**YOUR TASK**
Without omitting anything, write out the listing below precisely.

**PROVIDED RECORDS**
^^^^^^^^^^^^^^^^
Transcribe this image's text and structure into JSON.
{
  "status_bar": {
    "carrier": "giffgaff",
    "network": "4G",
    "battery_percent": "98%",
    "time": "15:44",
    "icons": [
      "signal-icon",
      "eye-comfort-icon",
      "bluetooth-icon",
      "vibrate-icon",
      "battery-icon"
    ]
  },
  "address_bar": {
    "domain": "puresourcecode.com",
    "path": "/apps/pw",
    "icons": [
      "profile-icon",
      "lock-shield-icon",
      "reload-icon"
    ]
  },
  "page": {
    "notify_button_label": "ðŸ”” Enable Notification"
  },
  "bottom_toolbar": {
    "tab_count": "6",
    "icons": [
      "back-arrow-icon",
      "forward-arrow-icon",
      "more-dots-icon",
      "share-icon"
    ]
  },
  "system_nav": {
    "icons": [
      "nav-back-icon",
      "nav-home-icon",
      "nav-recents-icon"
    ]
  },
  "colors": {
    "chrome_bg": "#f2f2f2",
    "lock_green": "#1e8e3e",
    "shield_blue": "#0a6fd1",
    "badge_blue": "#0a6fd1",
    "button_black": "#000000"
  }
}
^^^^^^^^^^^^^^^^
**EXERCISE OUTPUT**
Transcribe this image's text and structure into JSON.
{
  "status_bar": {
    "carrier": "giffgaff",
    "network": "4G",
    "battery_percent": "98%",
    "time": "15:44",
    "icons": [
      "signal-icon",
      "eye-comfort-icon",
      "bluetooth-icon",
      "vibrate-icon",
      "battery-icon"
    ]
  },
  "address_bar": {
    "domain": "puresourcecode.com",
    "path": "/apps/pw",
    "icons": [
      "profile-icon",
      "lock-shield-icon",
      "reload-icon"
    ]
  },
  "page": {
    "notify_button_label": "ðŸ”” Enable Notification"
  },
  "bottom_toolbar": {
    "tab_count": "6",
    "icons": [
      "back-arrow-icon",
      "forward-arrow-icon",
      "more-dots-icon",
      "share-icon"
    ]
  },
  "system_nav": {
    "icons": [
      "nav-back-icon",
      "nav-home-icon",
      "nav-recents-icon"
    ]
  },
  "colors": {
    "chrome_bg": "#f2f2f2",
    "lock_green": "#1e8e3e",
    "shield_blue": "#0a6fd1",
    "badge_blue": "#0a6fd1",
    "button_black": "#000000"
  }
}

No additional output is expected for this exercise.